Mrs. Murphy & Son's Irish "Bistro" is another of my favorite Irish haunt. An upscale "bistro" that opened in 2005, Mrs. Murphy's is housed in an ex-funeral home dating back to the 1920s. (And you can see some of the original touches left intact.) It offers a nice range of contemporary Irish pub food, like Guiness and onion soup that's served with a giant courton draped with Irish cheddar cheese, beef stew, and my favorite, Mrs. Murphy's corned beef & cabbage. Again, I don't know what traditional corned beef & cabbage tastes like, but Mrs. Murphy's version goes like this: two different cuts of corned beef, one thinly sliced and the other in chunks (which makes a remarkable difference in not just mouth feel, but in flavor as well, it seemed); a thick, crispy-shelled boxty; sweet and tangy chopped red cabbage (a refreshing touch in this otherwise heavy dish); all this is accompanied by creamy horseradish sauce that's so heavenly you want to lick the plate off.
When we were there a few weeks ago, the service struck the perfect balance between attention and privacy, between friendly and reserved. The server guy made beer recommendations, was very graceful when my husband went for the $3 special, and even gave him a free pint when one of his later beer choices was unavailable. And even better yet, the free "replacement" he picked for my husband was right on. You wouldn't think that a pub/bistro would be the place to get the best service in your life, but so it has been, for me. Mrs. Murphy's has a great beer selection, too, with 30 or so beers on tap, including Irish staples and Americna microbrews. And that is on top of the 50 or more bottled kinds (Don't quote me on this; I lost count). On the parade day (Saturday), Mrs. Murphy's will have a special brunch buffer from 10 am to 4 pm for $16.95.

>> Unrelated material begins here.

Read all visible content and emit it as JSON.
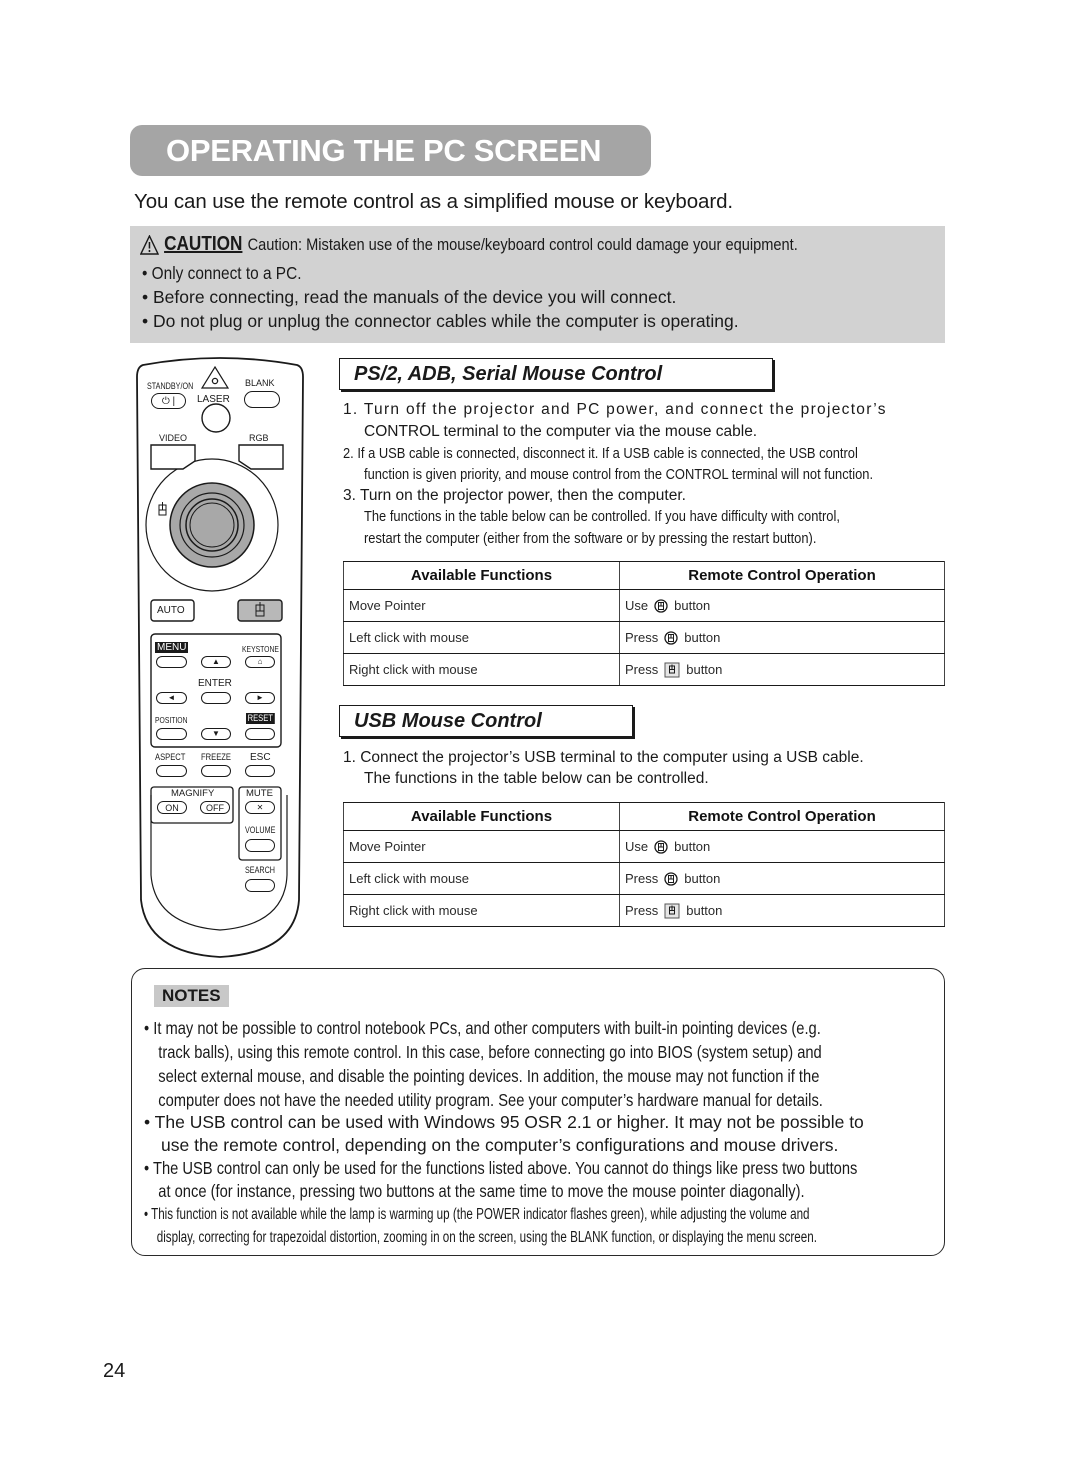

Fado Irish Pub
100 W. Grand Avenue
Mrs. Murphy & Son's Irish Bistro
3905 N. Lincoln Avenue